INSTRUCTIONS FOR THE TASK: All of the data below should be printed again exactly, pictures excluded.

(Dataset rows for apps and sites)
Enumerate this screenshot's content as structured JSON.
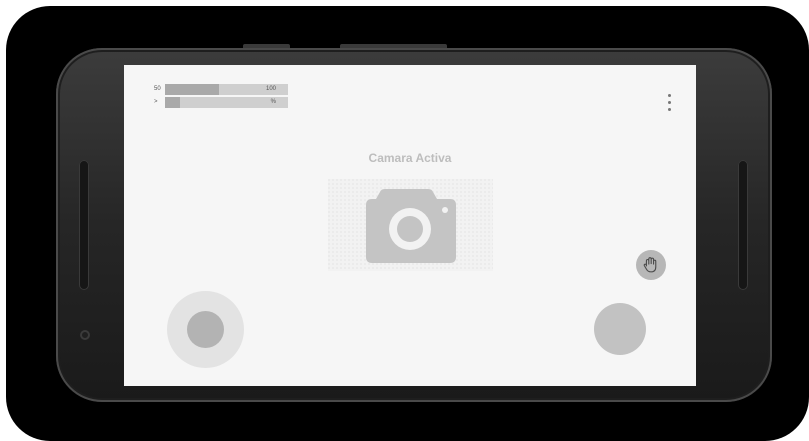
{
  "status_bars": [
    {
      "left_label": "50",
      "right_label": "100",
      "fill_fraction": 0.44
    },
    {
      "left_label": ">",
      "right_label": "%",
      "fill_fraction": 0.12
    }
  ],
  "screen": {
    "title": "Camara Activa"
  },
  "icons": {
    "menu": "more-vertical-icon",
    "camera": "camera-icon",
    "hand": "hand-icon"
  },
  "colors": {
    "screen_bg": "#f6f6f6",
    "bar_track": "#cfcfcf",
    "bar_fill": "#a9a9a9",
    "title_text": "#bdbdbd",
    "action_button": "#c2c2c2"
  }
}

REPLY:
Enumerate this screenshot's content as structured JSON.
{
  "status_bars": [
    {
      "left_label": "50",
      "right_label": "100",
      "fill_fraction": 0.44
    },
    {
      "left_label": ">",
      "right_label": "%",
      "fill_fraction": 0.12
    }
  ],
  "screen": {
    "title": "Camara Activa"
  },
  "icons": {
    "menu": "more-vertical-icon",
    "camera": "camera-icon",
    "hand": "hand-icon"
  },
  "colors": {
    "screen_bg": "#f6f6f6",
    "bar_track": "#cfcfcf",
    "bar_fill": "#a9a9a9",
    "title_text": "#bdbdbd",
    "action_button": "#c2c2c2"
  }
}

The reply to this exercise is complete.